What is needed :: Where does the string "first" occur in the entries below? Copy every line where it does.
[Opening Dataset records section]
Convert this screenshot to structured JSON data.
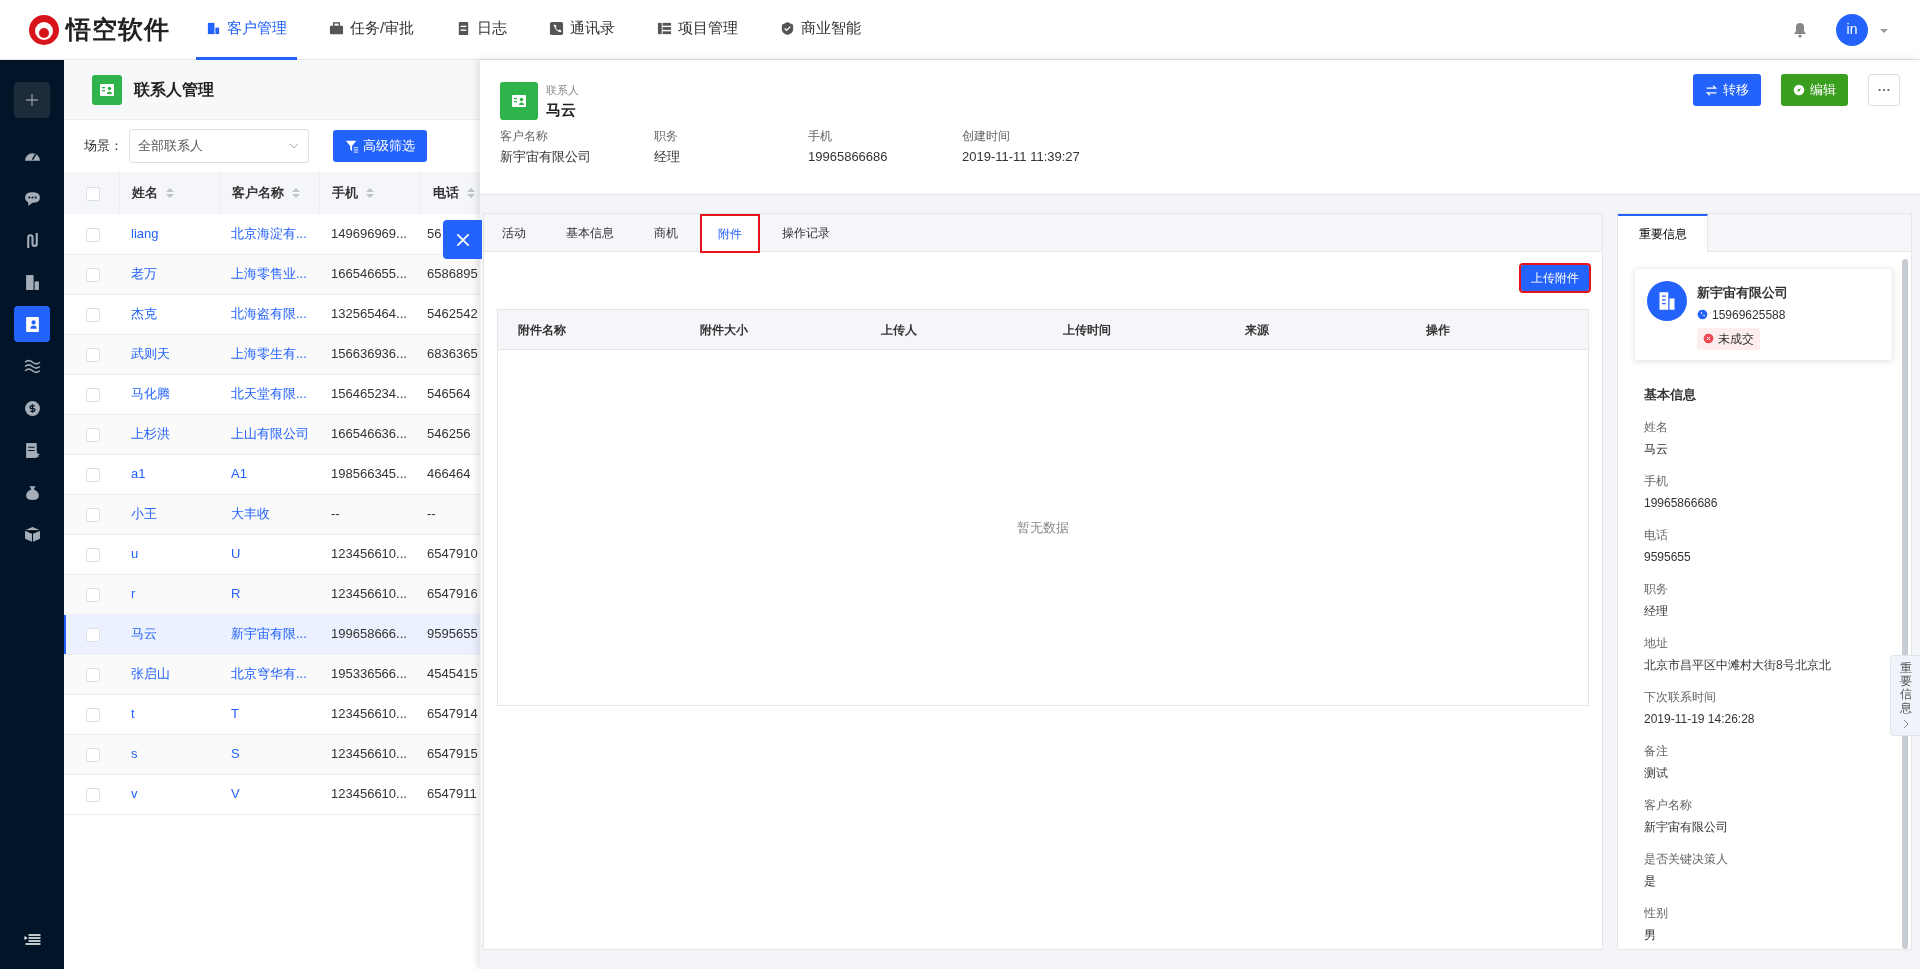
{
  "nav": {
    "brand": "悟空软件",
    "items": [
      {
        "label": "客户管理",
        "selected": true
      },
      {
        "label": "任务/审批",
        "selected": false
      },
      {
        "label": "日志",
        "selected": false
      },
      {
        "label": "通讯录",
        "selected": false
      },
      {
        "label": "项目管理",
        "selected": false
      },
      {
        "label": "商业智能",
        "selected": false
      }
    ],
    "avatar": "in"
  },
  "sidebar": {
    "items": [
      {
        "selected": false
      },
      {
        "selected": false
      },
      {
        "selected": false
      },
      {
        "selected": false
      },
      {
        "selected": true
      },
      {
        "selected": false
      },
      {
        "selected": false
      },
      {
        "selected": false
      },
      {
        "selected": false
      },
      {
        "selected": false
      }
    ]
  },
  "list": {
    "title": "联系人管理",
    "scene_label": "场景：",
    "scene_value": "全部联系人",
    "filter_button": "高级筛选",
    "select_all_checked": false,
    "columns": [
      "姓名",
      "客户名称",
      "手机",
      "电话"
    ],
    "rows": [
      {
        "name": "liang",
        "customer": "北京海淀有...",
        "mobile": "149696969...",
        "phone": "56",
        "selected": false
      },
      {
        "name": "老万",
        "customer": "上海零售业...",
        "mobile": "166546655...",
        "phone": "6586895",
        "selected": false
      },
      {
        "name": "杰克",
        "customer": "北海盗有限...",
        "mobile": "132565464...",
        "phone": "5462542",
        "selected": false
      },
      {
        "name": "武则天",
        "customer": "上海零生有...",
        "mobile": "156636936...",
        "phone": "6836365",
        "selected": false
      },
      {
        "name": "马化腾",
        "customer": "北天堂有限...",
        "mobile": "156465234...",
        "phone": "546564",
        "selected": false
      },
      {
        "name": "上杉洪",
        "customer": "上山有限公司",
        "mobile": "166546636...",
        "phone": "546256",
        "selected": false
      },
      {
        "name": "a1",
        "customer": "A1",
        "mobile": "198566345...",
        "phone": "466464",
        "selected": false
      },
      {
        "name": "小王",
        "customer": "大丰收",
        "mobile": "--",
        "phone": "--",
        "selected": false
      },
      {
        "name": "u",
        "customer": "U",
        "mobile": "123456610...",
        "phone": "6547910",
        "selected": false
      },
      {
        "name": "r",
        "customer": "R",
        "mobile": "123456610...",
        "phone": "6547916",
        "selected": false
      },
      {
        "name": "马云",
        "customer": "新宇宙有限...",
        "mobile": "199658666...",
        "phone": "9595655",
        "selected": true
      },
      {
        "name": "张启山",
        "customer": "北京穹华有...",
        "mobile": "195336566...",
        "phone": "4545415",
        "selected": false
      },
      {
        "name": "t",
        "customer": "T",
        "mobile": "123456610...",
        "phone": "6547914",
        "selected": false
      },
      {
        "name": "s",
        "customer": "S",
        "mobile": "123456610...",
        "phone": "6547915",
        "selected": false
      },
      {
        "name": "v",
        "customer": "V",
        "mobile": "123456610...",
        "phone": "6547911",
        "selected": false
      }
    ]
  },
  "detail": {
    "type_label": "联系人",
    "name": "马云",
    "actions": [
      {
        "label": "转移",
        "kind": "transfer"
      },
      {
        "label": "编辑",
        "kind": "edit"
      }
    ],
    "fields": [
      {
        "label": "客户名称",
        "value": "新宇宙有限公司"
      },
      {
        "label": "职务",
        "value": "经理"
      },
      {
        "label": "手机",
        "value": "19965866686"
      },
      {
        "label": "创建时间",
        "value": "2019-11-11 11:39:27"
      }
    ],
    "tabs": [
      {
        "label": "活动",
        "selected": false,
        "highlighted": false
      },
      {
        "label": "基本信息",
        "selected": false,
        "highlighted": false
      },
      {
        "label": "商机",
        "selected": false,
        "highlighted": false
      },
      {
        "label": "附件",
        "selected": true,
        "highlighted": true
      },
      {
        "label": "操作记录",
        "selected": false,
        "highlighted": false
      }
    ],
    "upload_button": {
      "label": "上传附件",
      "highlighted": true
    },
    "columns": [
      "附件名称",
      "附件大小",
      "上传人",
      "上传时间",
      "来源",
      "操作"
    ],
    "empty_text": "暂无数据"
  },
  "side_panel": {
    "tabs": [
      {
        "label": "重要信息",
        "selected": true
      }
    ],
    "company": {
      "name": "新宇宙有限公司",
      "phone": "15969625588",
      "status": "未成交"
    },
    "section_title": "基本信息",
    "fields": [
      {
        "label": "姓名",
        "value": "马云"
      },
      {
        "label": "手机",
        "value": "19965866686"
      },
      {
        "label": "电话",
        "value": "9595655"
      },
      {
        "label": "职务",
        "value": "经理"
      },
      {
        "label": "地址",
        "value": "北京市昌平区中滩村大街8号北京北"
      },
      {
        "label": "下次联系时间",
        "value": "2019-11-19 14:26:28"
      },
      {
        "label": "备注",
        "value": "测试"
      },
      {
        "label": "客户名称",
        "value": "新宇宙有限公司"
      },
      {
        "label": "是否关键决策人",
        "value": "是"
      },
      {
        "label": "性别",
        "value": "男"
      }
    ],
    "side_tab": "重要信息"
  }
}
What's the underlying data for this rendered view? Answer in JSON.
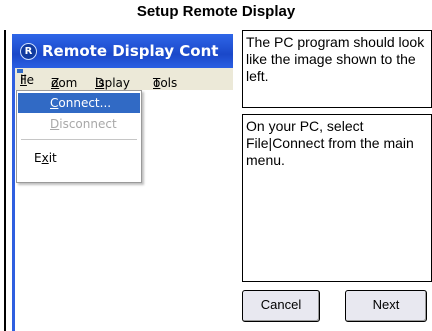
{
  "dialog": {
    "title": "Setup Remote Display"
  },
  "screenshot": {
    "app_icon": "remote-display-logo-icon",
    "app_icon_glyph": "R",
    "window_title": "Remote Display Cont",
    "menu": {
      "file": {
        "first": "F",
        "rest": "ile"
      },
      "zoom": {
        "first": "Z",
        "rest": "oom"
      },
      "display": {
        "first": "D",
        "rest": "isplay"
      },
      "tools": {
        "first": "T",
        "rest": "ools"
      }
    },
    "dropdown": {
      "connect": {
        "first": "C",
        "rest": "onnect..."
      },
      "disconnect": {
        "first": "D",
        "rest": "isconnect"
      },
      "exit": {
        "first": "E",
        "mid": "x",
        "rest": "it"
      }
    }
  },
  "instructions": {
    "top": "The PC program should look like the image shown to the left.",
    "bottom": "On your PC, select File|Connect from the main menu."
  },
  "buttons": {
    "cancel": "Cancel",
    "next": "Next"
  },
  "colors": {
    "titlebar": "#1a48c9",
    "highlight": "#316ac5",
    "menubar": "#ece9d8"
  }
}
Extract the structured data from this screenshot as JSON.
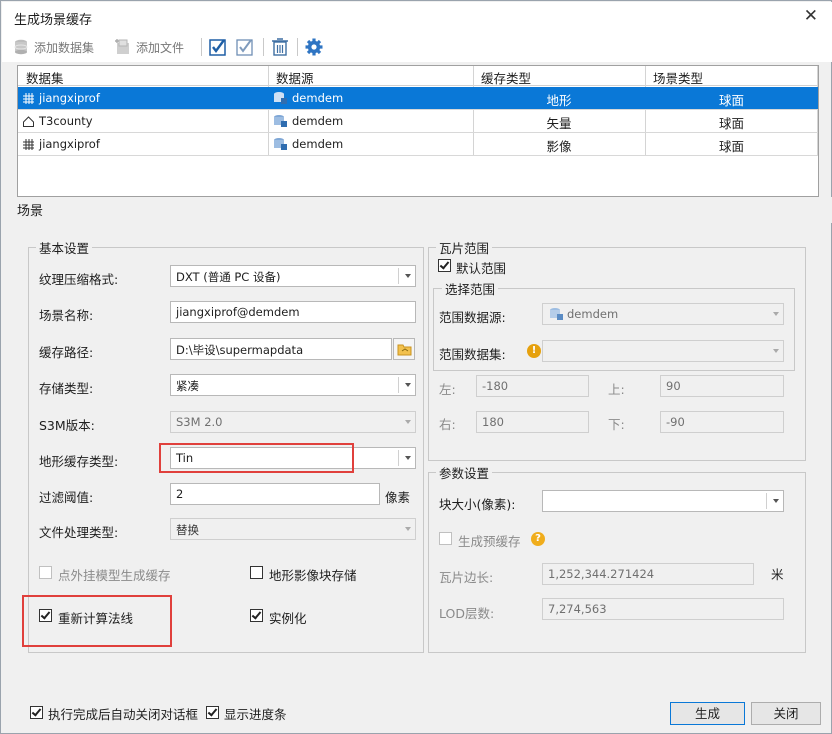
{
  "window": {
    "title": "生成场景缓存",
    "close_glyph": "✕"
  },
  "toolbar": {
    "add_dataset": "添加数据集",
    "add_file": "添加文件"
  },
  "grid": {
    "headers": [
      "数据集",
      "数据源",
      "缓存类型",
      "场景类型"
    ],
    "rows": [
      {
        "dataset": "jiangxiprof",
        "datasource": "demdem",
        "cache_type": "地形",
        "scene_type": "球面",
        "dataset_icon": "grid-dataset-icon",
        "selected": true
      },
      {
        "dataset": "T3county",
        "datasource": "demdem",
        "cache_type": "矢量",
        "scene_type": "球面",
        "dataset_icon": "region-dataset-icon",
        "selected": false
      },
      {
        "dataset": "jiangxiprof",
        "datasource": "demdem",
        "cache_type": "影像",
        "scene_type": "球面",
        "dataset_icon": "grid-dataset-icon",
        "selected": false
      }
    ]
  },
  "tab": {
    "label": "场景"
  },
  "basic": {
    "title": "基本设置",
    "texture_label": "纹理压缩格式:",
    "texture_value": "DXT (普通 PC 设备)",
    "scene_name_label": "场景名称:",
    "scene_name_value": "jiangxiprof@demdem",
    "cache_path_label": "缓存路径:",
    "cache_path_value": "D:\\毕设\\supermapdata",
    "storage_label": "存储类型:",
    "storage_value": "紧凑",
    "s3m_label": "S3M版本:",
    "s3m_value": "S3M 2.0",
    "terrain_type_label": "地形缓存类型:",
    "terrain_type_value": "Tin",
    "filter_label": "过滤阈值:",
    "filter_value": "2",
    "filter_unit": "像素",
    "file_proc_label": "文件处理类型:",
    "file_proc_value": "替换",
    "point_model_label": "点外挂模型生成缓存",
    "terrain_block_label": "地形影像块存储",
    "recalc_normals_label": "重新计算法线",
    "instancing_label": "实例化"
  },
  "tile_range": {
    "title": "瓦片范围",
    "default_range_label": "默认范围",
    "select_range_title": "选择范围",
    "range_ds_label": "范围数据源:",
    "range_ds_value": "demdem",
    "range_dataset_label": "范围数据集:",
    "left_label": "左:",
    "left_value": "-180",
    "top_label": "上:",
    "top_value": "90",
    "right_label": "右:",
    "right_value": "180",
    "bottom_label": "下:",
    "bottom_value": "-90"
  },
  "params": {
    "title": "参数设置",
    "block_size_label": "块大小(像素):",
    "block_size_value": "",
    "pre_cache_label": "生成预缓存",
    "tile_edge_label": "瓦片边长:",
    "tile_edge_value": "1,252,344.271424",
    "tile_edge_unit": "米",
    "lod_label": "LOD层数:",
    "lod_value": "7,274,563"
  },
  "footer": {
    "auto_close_label": "执行完成后自动关闭对话框",
    "progress_label": "显示进度条",
    "generate_button": "生成",
    "close_button": "关闭"
  }
}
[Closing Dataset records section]
Your response ::
        "first": "F",
        "first": "Z",
        "first": "D",
        "first": "T",
        "first": "C",
        "first": "D",
        "first": "E",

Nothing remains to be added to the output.